I have a friend who doesn't reply to my messages about meeting for dinner, etc. Although, last week I ran into her at a local restaurant of mine, it has always been awkward to be friends with her. Should I continue our friendship or discontinue it? We've been friends for a total four years and nothing has changed. I don't feel as comfortable with her as my other close friends, and I don't think I'll ever be able to reach that comfort zone in pure friendship.
Dear Sadsies,I am sorry to hear you've been neglected by your friend. You may already have the answer to your question, since you're evaluating the non-existing bond between yourself and your friend. However, I'll gladly affirm to you that a friendship that isn't reciprocated is not a good friendship.

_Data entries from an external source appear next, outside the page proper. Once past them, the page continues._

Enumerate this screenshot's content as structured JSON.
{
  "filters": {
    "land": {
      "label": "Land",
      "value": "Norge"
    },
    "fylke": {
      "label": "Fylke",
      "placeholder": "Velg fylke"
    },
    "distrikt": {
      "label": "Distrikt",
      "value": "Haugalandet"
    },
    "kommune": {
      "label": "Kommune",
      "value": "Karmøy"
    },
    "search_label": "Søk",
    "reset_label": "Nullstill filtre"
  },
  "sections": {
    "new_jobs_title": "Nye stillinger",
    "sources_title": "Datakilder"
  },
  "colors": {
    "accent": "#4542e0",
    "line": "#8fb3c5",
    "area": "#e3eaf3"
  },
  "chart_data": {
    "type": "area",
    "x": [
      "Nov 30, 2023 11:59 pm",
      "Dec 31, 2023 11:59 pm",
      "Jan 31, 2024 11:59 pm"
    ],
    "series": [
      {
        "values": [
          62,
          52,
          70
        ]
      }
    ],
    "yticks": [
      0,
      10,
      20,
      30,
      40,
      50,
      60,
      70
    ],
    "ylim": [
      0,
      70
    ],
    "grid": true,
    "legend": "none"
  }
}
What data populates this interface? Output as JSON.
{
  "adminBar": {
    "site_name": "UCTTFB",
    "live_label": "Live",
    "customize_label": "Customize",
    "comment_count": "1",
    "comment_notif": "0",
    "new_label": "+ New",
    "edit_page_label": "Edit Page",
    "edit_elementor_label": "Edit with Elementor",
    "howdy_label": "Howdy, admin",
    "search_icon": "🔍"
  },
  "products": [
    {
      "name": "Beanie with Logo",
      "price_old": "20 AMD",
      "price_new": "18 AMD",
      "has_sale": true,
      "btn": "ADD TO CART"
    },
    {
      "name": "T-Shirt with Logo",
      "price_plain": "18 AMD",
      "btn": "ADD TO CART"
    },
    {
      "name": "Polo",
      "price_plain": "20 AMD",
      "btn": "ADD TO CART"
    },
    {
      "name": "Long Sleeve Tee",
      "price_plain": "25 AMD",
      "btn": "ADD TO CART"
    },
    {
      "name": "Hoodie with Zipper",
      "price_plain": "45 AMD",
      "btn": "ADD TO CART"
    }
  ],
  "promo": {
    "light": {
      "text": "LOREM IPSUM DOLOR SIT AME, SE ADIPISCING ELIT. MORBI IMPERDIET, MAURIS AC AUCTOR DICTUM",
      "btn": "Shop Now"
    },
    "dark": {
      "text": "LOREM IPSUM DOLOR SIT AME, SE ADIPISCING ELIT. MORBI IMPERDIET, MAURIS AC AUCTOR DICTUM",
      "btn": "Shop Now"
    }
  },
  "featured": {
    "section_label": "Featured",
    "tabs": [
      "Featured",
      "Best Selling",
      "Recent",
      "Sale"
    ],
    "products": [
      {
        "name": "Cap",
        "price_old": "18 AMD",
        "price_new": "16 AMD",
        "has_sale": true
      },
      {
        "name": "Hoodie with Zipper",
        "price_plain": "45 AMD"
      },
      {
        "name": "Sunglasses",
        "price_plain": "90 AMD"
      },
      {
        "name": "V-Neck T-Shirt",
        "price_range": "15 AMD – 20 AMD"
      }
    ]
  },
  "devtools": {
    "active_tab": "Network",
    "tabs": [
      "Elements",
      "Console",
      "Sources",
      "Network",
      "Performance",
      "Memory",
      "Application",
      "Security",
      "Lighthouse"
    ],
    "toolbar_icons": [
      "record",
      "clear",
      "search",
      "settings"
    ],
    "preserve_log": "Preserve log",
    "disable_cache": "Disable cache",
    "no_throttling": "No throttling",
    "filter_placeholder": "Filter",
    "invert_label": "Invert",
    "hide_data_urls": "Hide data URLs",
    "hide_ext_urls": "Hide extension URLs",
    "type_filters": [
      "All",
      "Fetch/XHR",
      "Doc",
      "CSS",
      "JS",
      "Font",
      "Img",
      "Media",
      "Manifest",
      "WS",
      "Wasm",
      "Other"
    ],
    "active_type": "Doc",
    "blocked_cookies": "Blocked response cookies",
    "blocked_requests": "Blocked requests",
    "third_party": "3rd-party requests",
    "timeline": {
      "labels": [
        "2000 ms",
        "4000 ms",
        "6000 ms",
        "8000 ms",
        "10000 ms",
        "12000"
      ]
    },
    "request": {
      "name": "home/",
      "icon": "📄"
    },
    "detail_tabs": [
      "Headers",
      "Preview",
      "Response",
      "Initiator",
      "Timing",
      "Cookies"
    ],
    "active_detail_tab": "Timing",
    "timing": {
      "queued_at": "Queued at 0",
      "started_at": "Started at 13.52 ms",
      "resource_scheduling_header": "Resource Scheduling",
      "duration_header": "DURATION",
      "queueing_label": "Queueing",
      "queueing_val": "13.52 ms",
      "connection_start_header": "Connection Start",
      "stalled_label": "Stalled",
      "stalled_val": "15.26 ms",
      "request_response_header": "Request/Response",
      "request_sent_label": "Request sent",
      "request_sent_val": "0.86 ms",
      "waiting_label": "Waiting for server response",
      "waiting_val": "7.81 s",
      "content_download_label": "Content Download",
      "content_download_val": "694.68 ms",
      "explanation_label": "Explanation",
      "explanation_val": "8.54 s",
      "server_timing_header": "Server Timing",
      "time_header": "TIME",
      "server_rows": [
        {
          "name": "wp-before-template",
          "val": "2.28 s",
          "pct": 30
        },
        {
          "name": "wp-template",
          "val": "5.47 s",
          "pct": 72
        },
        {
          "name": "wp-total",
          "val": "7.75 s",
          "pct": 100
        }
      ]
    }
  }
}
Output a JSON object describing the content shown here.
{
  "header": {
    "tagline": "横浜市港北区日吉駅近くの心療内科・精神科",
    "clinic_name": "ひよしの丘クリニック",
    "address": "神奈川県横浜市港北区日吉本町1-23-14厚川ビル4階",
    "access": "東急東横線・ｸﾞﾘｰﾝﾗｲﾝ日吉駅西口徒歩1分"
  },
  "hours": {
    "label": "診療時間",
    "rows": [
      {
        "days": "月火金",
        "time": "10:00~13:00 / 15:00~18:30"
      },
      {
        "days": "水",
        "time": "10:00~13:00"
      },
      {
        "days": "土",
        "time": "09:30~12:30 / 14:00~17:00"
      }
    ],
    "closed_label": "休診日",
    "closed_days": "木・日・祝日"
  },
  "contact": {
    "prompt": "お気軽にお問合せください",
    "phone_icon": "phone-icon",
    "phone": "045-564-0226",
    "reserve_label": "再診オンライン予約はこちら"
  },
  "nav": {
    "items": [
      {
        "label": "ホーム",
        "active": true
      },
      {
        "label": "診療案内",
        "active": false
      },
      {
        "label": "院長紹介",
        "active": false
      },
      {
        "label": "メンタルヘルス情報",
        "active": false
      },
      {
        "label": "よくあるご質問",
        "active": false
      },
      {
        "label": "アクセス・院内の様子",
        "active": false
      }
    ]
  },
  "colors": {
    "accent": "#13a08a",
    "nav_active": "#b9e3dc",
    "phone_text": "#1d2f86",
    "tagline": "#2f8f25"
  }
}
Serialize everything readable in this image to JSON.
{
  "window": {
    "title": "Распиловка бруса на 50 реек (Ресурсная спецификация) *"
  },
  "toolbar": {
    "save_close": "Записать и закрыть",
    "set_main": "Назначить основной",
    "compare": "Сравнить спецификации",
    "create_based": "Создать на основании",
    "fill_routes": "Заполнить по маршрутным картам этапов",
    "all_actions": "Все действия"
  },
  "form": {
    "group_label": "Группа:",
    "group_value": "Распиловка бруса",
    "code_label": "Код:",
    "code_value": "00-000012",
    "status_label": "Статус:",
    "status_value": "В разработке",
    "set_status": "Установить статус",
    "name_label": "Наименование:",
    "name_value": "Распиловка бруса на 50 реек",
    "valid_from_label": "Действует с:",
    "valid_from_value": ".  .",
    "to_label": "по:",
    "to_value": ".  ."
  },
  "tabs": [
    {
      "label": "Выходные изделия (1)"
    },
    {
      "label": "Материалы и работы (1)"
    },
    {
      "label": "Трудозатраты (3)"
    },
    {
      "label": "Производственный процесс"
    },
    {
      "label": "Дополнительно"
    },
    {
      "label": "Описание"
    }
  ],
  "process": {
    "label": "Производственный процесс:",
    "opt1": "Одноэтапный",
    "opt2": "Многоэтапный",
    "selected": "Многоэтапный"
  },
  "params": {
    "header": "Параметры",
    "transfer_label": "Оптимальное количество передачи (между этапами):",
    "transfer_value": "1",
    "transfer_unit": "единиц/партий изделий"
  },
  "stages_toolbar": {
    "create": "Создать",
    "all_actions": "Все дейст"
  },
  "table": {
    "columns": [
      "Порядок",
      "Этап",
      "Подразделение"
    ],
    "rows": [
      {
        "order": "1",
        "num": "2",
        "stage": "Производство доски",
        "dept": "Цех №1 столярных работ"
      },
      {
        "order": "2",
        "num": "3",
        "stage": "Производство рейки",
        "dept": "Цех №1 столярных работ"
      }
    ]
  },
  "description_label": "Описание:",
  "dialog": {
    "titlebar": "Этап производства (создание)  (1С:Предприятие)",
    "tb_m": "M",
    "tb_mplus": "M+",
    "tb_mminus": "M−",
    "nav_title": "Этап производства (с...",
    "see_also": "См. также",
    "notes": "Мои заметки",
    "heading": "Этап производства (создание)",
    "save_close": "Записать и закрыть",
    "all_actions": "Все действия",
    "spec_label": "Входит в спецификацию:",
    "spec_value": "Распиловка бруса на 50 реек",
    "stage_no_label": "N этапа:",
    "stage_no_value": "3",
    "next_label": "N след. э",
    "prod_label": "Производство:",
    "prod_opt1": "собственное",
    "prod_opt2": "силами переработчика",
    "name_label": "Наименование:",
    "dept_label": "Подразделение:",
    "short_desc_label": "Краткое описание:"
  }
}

I have had a similar situation with a friend whom I'd grown up with but who was also consistently a very negative person, a true Debby Downer. One day, I just had enough of her criticism and vitriol. I stopped making excuses for her and dumped her. It was a great decision and I haven't looked back. With that in mind, it could be possible that something has changed in your friend's life, but it's insignificant if she isn't responding to you. It's time to dump her and spend your energy where it's appreciated. Don't dwell on this friend. History is not enough to create a lasting bond, it only means just that—you and your friend have history—so let her be history!
- The Armchair Psychologist